Welcome to my Astro-Man archive

This site is meant to be a visual archive of every variation of every Man... or Astro-Man? 7" single ever released. Most of what you'll see here comes from my personal collection. As information pours in I will post it, so please comment if you think you have something to add. I have no intention of posting MP3s here. I'm sure you can find the music elsewhere. This is just an attempt to collect information about the band's prolific creation of singles into one spot. If you can get past the fact that I rarely clean my scanner, I think you'll enjoy what you find here.

Use the Table of Contents on the sidebar if you are looking for details on a specific 7".

Saturday, March 12, 2011

Man or Astro-Man? In Orbit

America's First Man or Astro-Man? In Orbit was a Man or Astro-Man? 7" EP put out in 1995. It was released by Shake It Records (SHAKE 709), the label imprint run by the Cincinnati record store of the same name. It was an edition of 900. The picture sleeve was made from heavy cardstock. It was printed on one side with glossy ink and then folded into shape. There was no printing on the inside of the sleeve. Some copies also feautured a two-sided Shake It records paper insert. The cover was an almost shot for shot "reimagination" of a 1962 recording of astronaut John Glenn.

Here is a scan of the John Glenn single (thanks to Henry Owings for making me aware of this):

This was also one of the recordings to feature Captain Zeno on rhythm guitar. A somewhat rare photo of Zeno performing with the band is featured on the back sleeve.

Here is a scan of the insert. It doesn't seem to have been included with every copy of the single (it is missing with all three of my copies), but it is a MOAM?-specific insert and it turns up often enough to merit a picture here:

The record itself was available on translucent black vinyl (800 copies) and clear vinyl (100 copies). This is another one that online sellers sometimes try to pass off as clear green vinyl. And even though the record can sometimes appear a little greenish, it is really just clear. Here are both varieties of the 45:

There are four songs on In Orbit: two originals and two covers. One cover, "Manta Ray," was originally done by the Pixies. One of the originals, "Complex 34," makes reference to Cape Canaveral launch pad 34--the site of the Apollo 1 fire that claimed the lives of astronauts Gus Grissom, Ed White, and Roger Chaffee, on January 27, 1967.

Here is a stock photo of Complex 34 (awaiting the launch of a Saturn I rocket), and a shot of the memorial plaque that is now affixed to the decommissioned launch column:

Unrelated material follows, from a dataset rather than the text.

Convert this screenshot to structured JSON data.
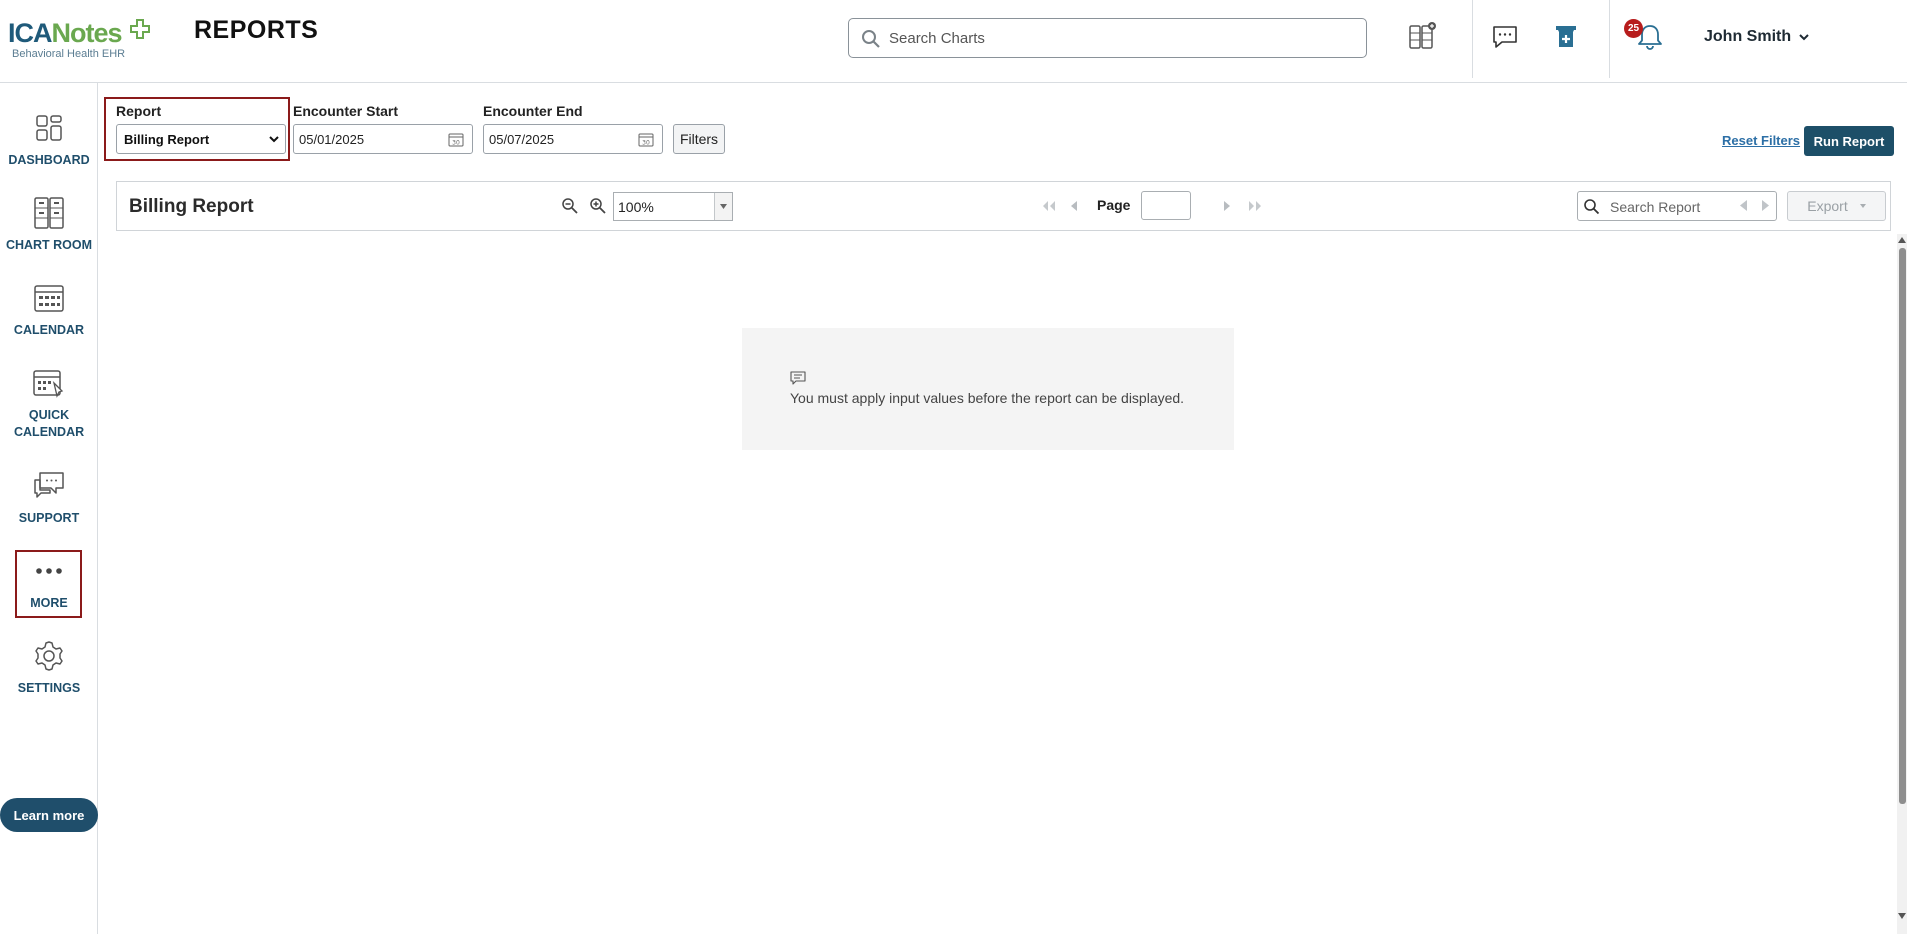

  1. I distinctly remember buying the clear copy of this 7" c. 1998 at Stinkweeds for $1.99, then passing it over the table to you at Rosita's Place several years later.

  2. Yes! With the waiter that looked exactly like Vicente Fox.

    Stinkweeds always had incredible used MOAM vinyl. I think it was because people were embarrassed to sell them back to Eastside. When Stinkweeds closed their Tempe location a young couple bought the store (unsold stock, cash register, record bins and all) and moved it to Salt Lake. I continue to find awesome records there. Such good memories . . .

  3. The picture of the insert was taken from a now defunct site run by a guy named Brad Lynham. Thanks Brad!